continued Sherer sympathizes with those people who are reluctant to take action. "There's a lot of fear," she says. "There's a lot of police brutality in this country. Some people think that breaking windows is the only tactic, and we try to show them other methods. We let them know they have a right to be in the street, that we do have legal counsel for them if they're arrested."
Puppets, she adds, are wonderful symbols for activists. "We don't have access to television. Even if we had the money, we wouldn't be allowed to put ads on television. Puppets are a way of bringing a political message in universal symbols and art that anyone can glimpse. The whole art side of the political realm is a place where we aren't in our head. Sometimes things can't be explained."
Listening to Sherer deconstruct tactics and puppets calls to mind what author Naomi Klein said in The Nation recently about activism. "Protest," she wrote, "has gone postmodern: less about the issues than the tactics, the permits, the police response, the trials afterward -- protesting about protesting itself."
Well, yes and no. Today's young people do seem to spend a great deal of time pondering the methods of activism, but Seattle's reverberations are prompting action, even here in San Diego. While Sherer and I are talking, she has to excuse herself every several minutes. She's busy planning San Diego's version of the International Day of Action against Citigroup, that "big boy of Wall Street" that finances the global economy.

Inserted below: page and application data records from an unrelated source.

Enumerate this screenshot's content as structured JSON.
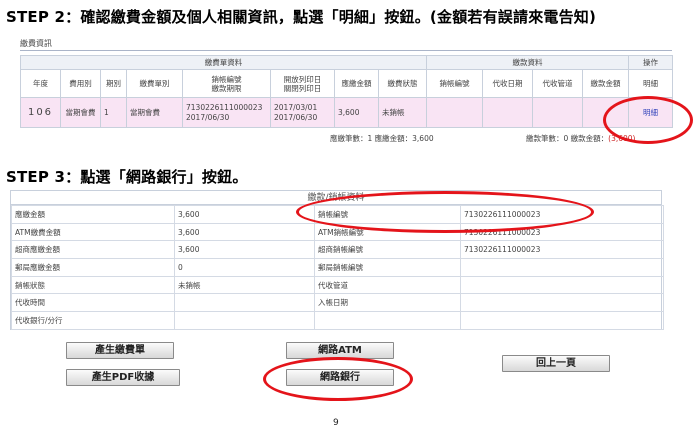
{
  "step2": "STEP 2：確認繳費金額及個人相關資訊，點選「明細」按鈕。(金額若有誤請來電告知)",
  "step3": "STEP 3：點選「網路銀行」按鈕。",
  "section1": {
    "title": "繳費資訊",
    "group_headers": [
      "繳費單資料",
      "繳款資料",
      "操作"
    ],
    "columns": [
      "年度",
      "費用別",
      "期別",
      "繳費單別",
      "銷帳編號\n繳款期限",
      "開放列印日\n關閉列印日",
      "應繳金額",
      "繳費狀態",
      "銷帳編號",
      "代收日期",
      "代收管道",
      "繳款金額",
      "明細"
    ],
    "row": {
      "year": "106",
      "fee_type": "當期會費",
      "period": "1",
      "bill_type": "當期會費",
      "account_no": "7130226111000023",
      "due_date": "2017/06/30",
      "print_open": "2017/03/01",
      "print_close": "2017/06/30",
      "amount": "3,600",
      "status": "未銷帳",
      "pay_account": "",
      "collect_date": "",
      "collect_channel": "",
      "pay_amount": "",
      "action": "明細"
    },
    "summary1": "應繳筆數：1  應繳金額：3,600",
    "summary2_prefix": "繳款筆數：0  繳款金額：",
    "summary2_value": "(3,600)"
  },
  "section2": {
    "header": "繳款/銷帳資料",
    "rows": [
      [
        "應繳金額",
        "3,600",
        "銷帳編號",
        "7130226111000023"
      ],
      [
        "ATM繳費金額",
        "3,600",
        "ATM銷帳編號",
        "7130226111000023"
      ],
      [
        "超商應繳金額",
        "3,600",
        "超商銷帳編號",
        "7130226111000023"
      ],
      [
        "郵局應繳金額",
        "0",
        "郵局銷帳編號",
        ""
      ],
      [
        "銷帳狀態",
        "未銷帳",
        "代收管道",
        ""
      ],
      [
        "代收時間",
        "",
        "入帳日期",
        ""
      ],
      [
        "代收銀行/分行",
        "",
        "",
        ""
      ]
    ]
  },
  "buttons": {
    "invoice": "產生繳費單",
    "pdf": "產生PDF收據",
    "atm": "網路ATM",
    "bank": "網路銀行",
    "back": "回上一頁"
  },
  "page_number": "9",
  "colors": {
    "annotation": "#e4141a",
    "row_highlight": "#f9e4f4",
    "link": "#3344bb"
  }
}
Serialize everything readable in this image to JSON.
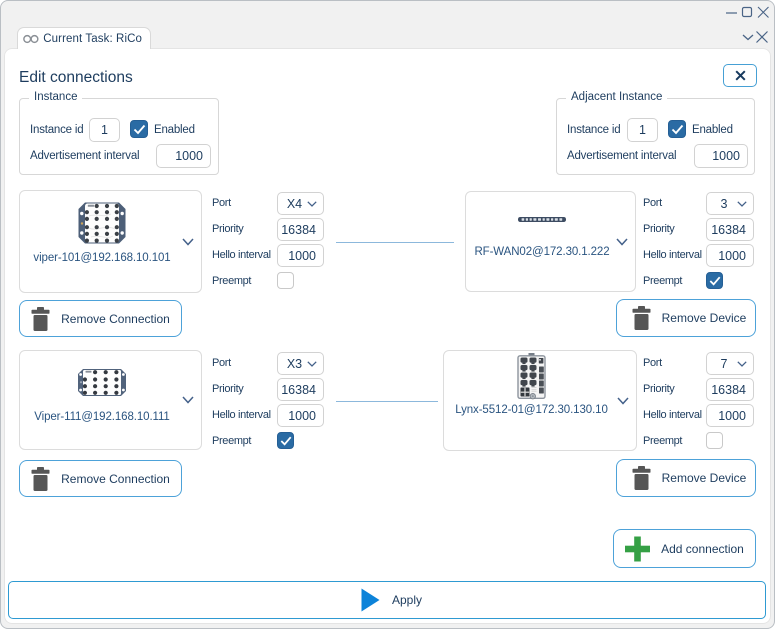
{
  "window_controls": {
    "minimize": "minimize",
    "maximize": "maximize",
    "close": "close"
  },
  "tab": {
    "icon": "link-icon",
    "label": "Current Task: RiCo"
  },
  "dialog": {
    "title": "Edit connections",
    "close_icon": "x-icon",
    "field_labels": {
      "port": "Port",
      "priority": "Priority",
      "hello": "Hello interval",
      "preempt": "Preempt"
    },
    "instance": {
      "legend": "Instance",
      "id_label": "Instance id",
      "id_value": "1",
      "enabled_label": "Enabled",
      "enabled": true,
      "adv_label": "Advertisement interval",
      "adv_value": "1000"
    },
    "adjacent_instance": {
      "legend": "Adjacent Instance",
      "id_label": "Instance id",
      "id_value": "1",
      "enabled_label": "Enabled",
      "enabled": true,
      "adv_label": "Advertisement interval",
      "adv_value": "1000"
    },
    "connections": [
      {
        "left": {
          "device": "viper-101@192.168.10.101",
          "port": "X4",
          "priority": "16384",
          "hello": "1000",
          "preempt": false
        },
        "right": {
          "device": "RF-WAN02@172.30.1.222",
          "port": "3",
          "priority": "16384",
          "hello": "1000",
          "preempt": true
        },
        "remove_connection_label": "Remove Connection",
        "remove_device_label": "Remove Device"
      },
      {
        "left": {
          "device": "Viper-111@192.168.10.111",
          "port": "X3",
          "priority": "16384",
          "hello": "1000",
          "preempt": true
        },
        "right": {
          "device": "Lynx-5512-01@172.30.130.10",
          "port": "7",
          "priority": "16384",
          "hello": "1000",
          "preempt": false
        },
        "remove_connection_label": "Remove Connection",
        "remove_device_label": "Remove Device"
      }
    ],
    "add_connection_label": "Add connection",
    "apply_label": "Apply"
  },
  "colors": {
    "accent_blue": "#2a6ba4",
    "button_border": "#4da2d9",
    "apply_icon": "#0d83d9",
    "add_icon_green": "#35a045",
    "trash_gray": "#565656",
    "text_navy": "#1d3c5e",
    "connection_line": "#8cb8dc"
  }
}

She's looking for the face of what many young people call the enemy. When she finds it, she gets in it.